When Katie Kearns was a graduate student in biology at the University of Georgia, she realized that what sparked the most joy for her was teaching and learning from people outside the bubble of her department. She was drawn to the multidisciplinary teaching center on campus.
"It mattered to me to find a sense of belonging in another space from my department," Kearns said. "I liked learning about different experiences, ways of teaching and how we could learn from each other outside the hive mind of my field."
The experience led her to switch from classroom teaching to working with faculty at the teaching center, and a new career was born: teaching teachers.
Now, after 13 years at Indiana University Bloomington's Center for Innovative Teaching and Learning, Kearns has accepted the position of inaugural assistant vice provost for student development in the Office of the Vice Provost for Graduate Education and Health Sciences. Kearns will work closely with David Daleke, the vice provost for graduate education and health sciences and associate dean of the University Graduate School.
In this role, Kearns will support professional development for graduate students, academic units, student organizations and postdoctoral trainees; foster connections with the Grad Grants Center and the Office of Postdoctoral Affairs; and help ensure that students are aware of campus resources such as the Graduate Mentoring Center and Center for Innovative Teaching and Learning. She will also serve as a resource for IU Bloomington graduate student academic appointees and as a liaison for the IU Bloomington Graduate and Professional Student Government.
"I want to help students feel like they belong here as they make progress toward completion," Kearns said. "I hope to have lots of conversations directly with people here on campus about what matters most to them in graduate education."
Kearns is also looking at data on graduate student satisfaction and retention as she considers how to design programs and where to focus her early efforts.
"Katie's work as lead instructional consultant at CITL has been inspiring," Daleke said. "For years, she has worked on professional development with graduate instructors and sought solutions for common teaching issues -- for example, the challenges inherent with large-class instruction. This background, combined with her positive relationships throughout campus, will strengthen her work to support our graduate students and postdoctoral fellows as they hone presentation and writing skills, learn how to create balanced lives, and find a career path that's truly satisfying."
I want to help students feel like they belong here as they make progress toward completion. I hope to have lots of conversations directly with people here on campus about what matters most to them in graduate education.Katie Kearns
Kearns sees her role as a sort of matchmaker who helps people connect with the resources they need but might not know about. She said that, rather than replicating existing programs or pulling related divisions under one unit, she can serve as a connector -- similar to the way IU Corps is a nexus connecting disparate student volunteer opportunities.
"I want graduate students and postdocs to feel like they're part of a vibrant, engaged campus," Kearns said. "Part of that will be developing graduate student communities, encouraging students to work together in cross-disciplinary groups, sharing best practices for mentoring undergrads on research and fostering community engagement."
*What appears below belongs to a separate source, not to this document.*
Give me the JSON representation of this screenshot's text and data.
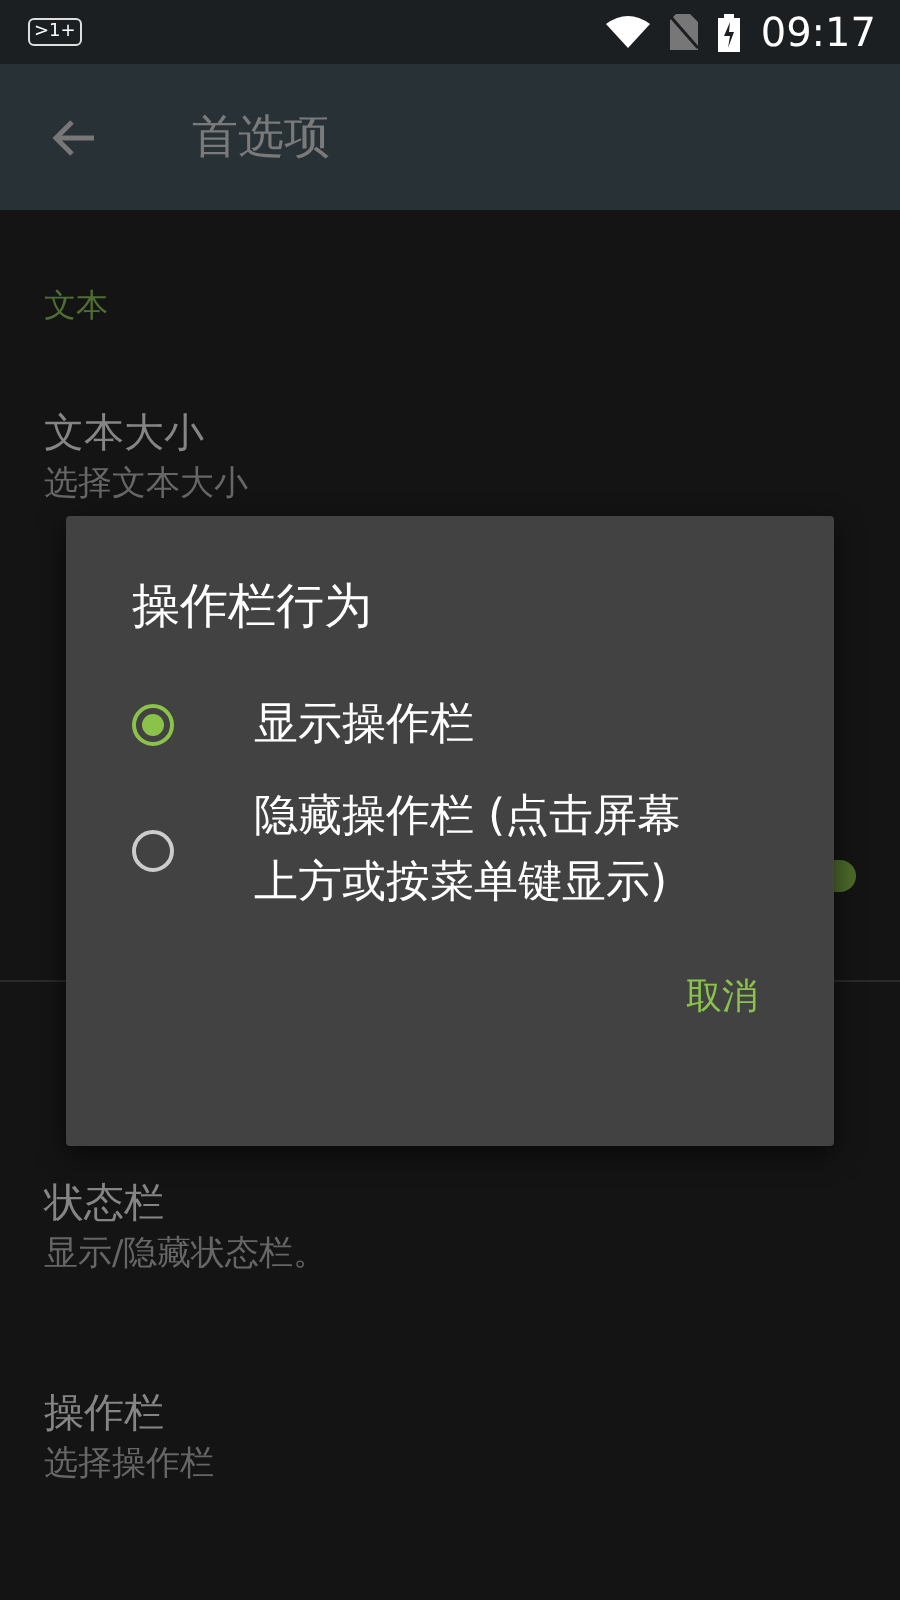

Also on the to-do list: Kearns would like to host more panels and job fairs for graduate students and postdocs, and to expand the conversation surrounding nonfaculty career paths.
Among the important and perhaps surprising skills for graduate students and postdocs to develop are project management, leadership, entrepreneurship and conflict management, Kearns said.
"Whatever role these students are going to take on after they get their degrees, it's going to involve project management. A dissertation is a really good example of this: You have goals, timelines, tasks ... and developing a new course or rethinking your identity outside of academia are examples of entrepreneurship."
Before coming to IU, Kearns taught a freshman biology lecture and mentored graduate student teachers at Boston University. She received a Bachelor of Science in biology from Cornell University and a Ph.D. in ecology from the University of Georgia.
She started her new role at IU on Jan. 22.
Jennifer Piurek is director of communications and special projects for the Office of the Provost and Executive Vice President.